__TASK STATEMENT__: Below is a set of records. Repeat all of them exactly.

START RECORDS FOR THE TASK

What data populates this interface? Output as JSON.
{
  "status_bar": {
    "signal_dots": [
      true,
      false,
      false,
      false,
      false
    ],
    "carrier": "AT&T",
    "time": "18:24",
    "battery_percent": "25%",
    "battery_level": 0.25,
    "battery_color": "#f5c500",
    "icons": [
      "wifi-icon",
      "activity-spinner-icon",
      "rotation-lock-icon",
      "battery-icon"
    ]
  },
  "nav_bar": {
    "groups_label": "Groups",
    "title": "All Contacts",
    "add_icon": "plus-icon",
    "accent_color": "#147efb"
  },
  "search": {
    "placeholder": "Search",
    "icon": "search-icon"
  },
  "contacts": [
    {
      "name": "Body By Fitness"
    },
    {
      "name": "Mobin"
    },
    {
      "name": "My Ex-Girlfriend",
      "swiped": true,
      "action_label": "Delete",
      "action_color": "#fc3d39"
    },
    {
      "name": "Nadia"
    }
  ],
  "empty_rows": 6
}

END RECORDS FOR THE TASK

__EXERCISE ANSWER__:
What data populates this interface? Output as JSON.
{
  "status_bar": {
    "signal_dots": [
      true,
      false,
      false,
      false,
      false
    ],
    "carrier": "AT&T",
    "time": "18:24",
    "battery_percent": "25%",
    "battery_level": 0.25,
    "battery_color": "#f5c500",
    "icons": [
      "wifi-icon",
      "activity-spinner-icon",
      "rotation-lock-icon",
      "battery-icon"
    ]
  },
  "nav_bar": {
    "groups_label": "Groups",
    "title": "All Contacts",
    "add_icon": "plus-icon",
    "accent_color": "#147efb"
  },
  "search": {
    "placeholder": "Search",
    "icon": "search-icon"
  },
  "contacts": [
    {
      "name": "Body By Fitness"
    },
    {
      "name": "Mobin"
    },
    {
      "name": "My Ex-Girlfriend",
      "swiped": true,
      "action_label": "Delete",
      "action_color": "#fc3d39"
    },
    {
      "name": "Nadia"
    }
  ],
  "empty_rows": 6
}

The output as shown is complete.